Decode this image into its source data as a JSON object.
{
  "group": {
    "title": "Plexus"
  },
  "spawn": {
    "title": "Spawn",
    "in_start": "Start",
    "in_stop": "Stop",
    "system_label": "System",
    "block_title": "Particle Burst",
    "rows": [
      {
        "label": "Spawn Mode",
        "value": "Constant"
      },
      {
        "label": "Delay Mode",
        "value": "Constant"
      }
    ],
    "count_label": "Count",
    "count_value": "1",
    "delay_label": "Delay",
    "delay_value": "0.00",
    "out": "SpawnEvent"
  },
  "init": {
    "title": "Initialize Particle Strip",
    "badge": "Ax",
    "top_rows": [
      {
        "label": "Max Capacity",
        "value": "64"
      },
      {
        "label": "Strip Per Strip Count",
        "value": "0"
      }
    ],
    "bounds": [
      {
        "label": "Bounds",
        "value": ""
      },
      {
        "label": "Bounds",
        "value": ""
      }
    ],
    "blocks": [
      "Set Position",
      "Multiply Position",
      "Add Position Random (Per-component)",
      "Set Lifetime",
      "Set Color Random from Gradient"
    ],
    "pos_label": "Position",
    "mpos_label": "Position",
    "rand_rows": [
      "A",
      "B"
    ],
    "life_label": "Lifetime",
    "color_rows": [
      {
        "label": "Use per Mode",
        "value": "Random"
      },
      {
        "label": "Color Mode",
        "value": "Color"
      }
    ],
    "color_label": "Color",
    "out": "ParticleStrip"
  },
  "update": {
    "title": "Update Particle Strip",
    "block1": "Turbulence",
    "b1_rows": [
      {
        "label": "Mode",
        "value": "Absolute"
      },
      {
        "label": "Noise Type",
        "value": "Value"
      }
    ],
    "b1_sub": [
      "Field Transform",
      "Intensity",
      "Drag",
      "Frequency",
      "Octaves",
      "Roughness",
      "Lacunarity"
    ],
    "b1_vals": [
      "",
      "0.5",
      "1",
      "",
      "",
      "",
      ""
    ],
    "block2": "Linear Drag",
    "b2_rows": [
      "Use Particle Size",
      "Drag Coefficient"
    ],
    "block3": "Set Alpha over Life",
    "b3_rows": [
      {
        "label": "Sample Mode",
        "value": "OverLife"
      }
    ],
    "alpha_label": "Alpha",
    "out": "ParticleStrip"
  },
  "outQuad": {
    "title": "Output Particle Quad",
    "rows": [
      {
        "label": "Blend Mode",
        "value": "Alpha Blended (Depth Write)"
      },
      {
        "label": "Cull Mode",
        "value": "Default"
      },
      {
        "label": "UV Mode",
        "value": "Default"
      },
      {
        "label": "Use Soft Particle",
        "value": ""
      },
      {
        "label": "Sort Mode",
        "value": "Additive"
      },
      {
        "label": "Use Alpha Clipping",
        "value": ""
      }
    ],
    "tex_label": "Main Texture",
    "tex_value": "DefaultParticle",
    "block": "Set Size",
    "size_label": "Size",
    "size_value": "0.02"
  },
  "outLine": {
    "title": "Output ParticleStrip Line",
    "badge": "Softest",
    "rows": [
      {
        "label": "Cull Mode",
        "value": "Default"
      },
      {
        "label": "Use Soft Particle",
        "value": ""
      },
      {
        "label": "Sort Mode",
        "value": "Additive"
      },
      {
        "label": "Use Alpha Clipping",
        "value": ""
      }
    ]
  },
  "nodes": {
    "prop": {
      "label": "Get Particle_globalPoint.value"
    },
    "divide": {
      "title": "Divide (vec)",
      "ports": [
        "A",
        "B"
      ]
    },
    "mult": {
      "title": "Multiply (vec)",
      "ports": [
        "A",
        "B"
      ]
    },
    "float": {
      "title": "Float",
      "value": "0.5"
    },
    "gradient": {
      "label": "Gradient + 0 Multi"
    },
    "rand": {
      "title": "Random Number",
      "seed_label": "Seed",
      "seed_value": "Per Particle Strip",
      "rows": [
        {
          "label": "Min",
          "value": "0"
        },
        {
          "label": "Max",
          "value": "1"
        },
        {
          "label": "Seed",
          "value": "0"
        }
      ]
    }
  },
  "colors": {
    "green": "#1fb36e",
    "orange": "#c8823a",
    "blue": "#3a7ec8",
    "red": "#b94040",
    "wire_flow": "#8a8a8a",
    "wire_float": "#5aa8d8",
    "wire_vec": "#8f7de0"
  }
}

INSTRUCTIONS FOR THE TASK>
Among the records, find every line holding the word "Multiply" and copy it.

SOLUTION TO THIS EXERCISE>
      "Multiply Position",
      "title": "Multiply (vec)",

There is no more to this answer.